Anyways, the event coordinator says to me "Can you do some sort of event with those little cars you all make?" Hmmm, obviously he doesn't really understand our process of Pinewood Derby, but I told him the Pack would do something for them; after all, its a good place to do recruitment at and it can count as a service project as well (not to mention it exposes a lot of people to Pinewood Derby).
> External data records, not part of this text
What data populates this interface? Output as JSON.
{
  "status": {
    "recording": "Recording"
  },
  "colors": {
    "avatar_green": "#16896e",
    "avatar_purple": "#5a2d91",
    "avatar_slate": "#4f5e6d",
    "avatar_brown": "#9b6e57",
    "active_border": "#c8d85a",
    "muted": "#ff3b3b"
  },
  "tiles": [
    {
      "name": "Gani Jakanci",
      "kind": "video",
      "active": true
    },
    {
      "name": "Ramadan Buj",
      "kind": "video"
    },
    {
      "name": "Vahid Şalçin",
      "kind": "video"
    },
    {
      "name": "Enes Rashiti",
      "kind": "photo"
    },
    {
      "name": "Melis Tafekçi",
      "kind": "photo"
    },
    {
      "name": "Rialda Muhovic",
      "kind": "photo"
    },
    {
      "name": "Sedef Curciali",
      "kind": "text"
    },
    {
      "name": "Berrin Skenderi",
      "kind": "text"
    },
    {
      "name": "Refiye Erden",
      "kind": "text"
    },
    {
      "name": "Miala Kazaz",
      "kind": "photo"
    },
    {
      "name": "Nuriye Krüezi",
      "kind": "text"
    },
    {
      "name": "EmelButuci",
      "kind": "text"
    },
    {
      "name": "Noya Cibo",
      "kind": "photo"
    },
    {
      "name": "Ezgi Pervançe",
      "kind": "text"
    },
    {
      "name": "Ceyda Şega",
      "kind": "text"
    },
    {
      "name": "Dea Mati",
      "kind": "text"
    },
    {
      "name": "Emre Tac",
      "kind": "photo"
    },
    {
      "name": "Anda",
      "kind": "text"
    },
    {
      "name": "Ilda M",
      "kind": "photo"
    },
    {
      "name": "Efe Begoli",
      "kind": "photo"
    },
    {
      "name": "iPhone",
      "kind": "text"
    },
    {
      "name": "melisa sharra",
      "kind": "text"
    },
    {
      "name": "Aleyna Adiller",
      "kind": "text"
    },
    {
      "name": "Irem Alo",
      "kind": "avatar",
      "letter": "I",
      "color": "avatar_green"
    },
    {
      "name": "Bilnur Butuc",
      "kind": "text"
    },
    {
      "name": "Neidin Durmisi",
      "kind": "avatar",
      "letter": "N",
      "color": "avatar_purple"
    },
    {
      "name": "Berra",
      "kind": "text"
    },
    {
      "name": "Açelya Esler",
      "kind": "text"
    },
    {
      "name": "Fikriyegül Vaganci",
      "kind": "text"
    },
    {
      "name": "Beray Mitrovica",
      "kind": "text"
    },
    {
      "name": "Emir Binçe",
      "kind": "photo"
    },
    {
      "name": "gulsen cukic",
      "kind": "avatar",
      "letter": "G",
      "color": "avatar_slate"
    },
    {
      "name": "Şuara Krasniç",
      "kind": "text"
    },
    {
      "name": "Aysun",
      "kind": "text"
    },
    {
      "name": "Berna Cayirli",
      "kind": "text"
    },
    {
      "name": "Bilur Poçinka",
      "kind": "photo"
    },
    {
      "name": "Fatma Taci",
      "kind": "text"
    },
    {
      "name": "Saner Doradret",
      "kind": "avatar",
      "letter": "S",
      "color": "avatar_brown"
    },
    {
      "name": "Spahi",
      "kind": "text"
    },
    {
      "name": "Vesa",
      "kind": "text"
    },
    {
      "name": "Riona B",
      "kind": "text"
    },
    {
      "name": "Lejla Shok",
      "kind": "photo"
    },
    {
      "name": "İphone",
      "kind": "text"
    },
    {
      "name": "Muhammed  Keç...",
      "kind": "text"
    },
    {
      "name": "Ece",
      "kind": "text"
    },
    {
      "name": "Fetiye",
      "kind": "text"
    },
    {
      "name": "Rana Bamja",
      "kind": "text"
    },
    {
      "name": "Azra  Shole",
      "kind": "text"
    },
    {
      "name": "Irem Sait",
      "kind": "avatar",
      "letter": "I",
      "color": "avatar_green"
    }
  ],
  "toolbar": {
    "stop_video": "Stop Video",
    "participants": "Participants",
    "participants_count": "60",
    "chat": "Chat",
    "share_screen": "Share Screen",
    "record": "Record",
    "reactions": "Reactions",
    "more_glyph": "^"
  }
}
So I sat down with my Pack Committee and started brainstorming on how we can involve Pinewood Derby in this annual event. The event is three hours long, so we'd probably do multiple races. The thought was to make the cars in advance and have the kids pick which car they would like to race and then let the top three winners keep their cars as a prize. If we had 15 to 20 cars in each race, we could probably finish three races in the 3 hour time period (giving away 9 cars total). We would also give every racer a free Pinewood Derby patch as well, as this was an easy inexpensive partisipation prize. Then I started to become concerned, as I make some very fast cars, and was afraid that these cars would wind up in other Pack races, or at our District Race next year. Someone suggested that we could put sticker labels on the bottoms of the winning cars, stating where the car ran, on what date, and what place it took (sort of a history to go along with the car). This would allow other race officals to decide if the car was legal by their standards. I liked the history idea, but felt stickers can be easily removed. That's when the idea hit us, "How about a Pinewood Demolition Derby?"
We already had a track we use at districts for this, and we didn't have to put as much time into building the cars (but still try to make them look good). Also we didn't have to worry about making the cars ultra fast and could use templates that look like real cars, rather than thin flat boards that most of us usually make. Cars could be front weighted so anyone trying to put them in other Pinewood Derby races, wouldn't stand much of a chance of winning. We could still put a history label on the bottom of the winning cars, so people would understand that this car came from a Demolition Derby.
So, six weeks later we finish fifteen cars. They were made from various templates (some which you might recognize). Some stickers were used to make the cars look nice.
It took about 15 minutes to get enough interest for kids to sign up. The first race ran with 15 cars, the second with 12 and the third with 9. We finished 10 minutes before the event ended, so our timing was perfect. Kids lined up to sign-up for the next race as each previous race ended. Unfortunately we were so busy we didn't get any video shot of the actual races (really wanted to post some of that to YouTube, oh well, maybe next year). I did get my son to take some pictures of the track after he set it up.
As for recruiting, we printed out 25 brochures on our pack to give to perspective recruits and only 4 were left at the end of the event! A lot of parents stopped by our table to inquire about the track and how it all worked. They were very fasinated by the concept and the race was definitely an attention getter. My Pack had a great time and we definitely look forward to doing this again next year.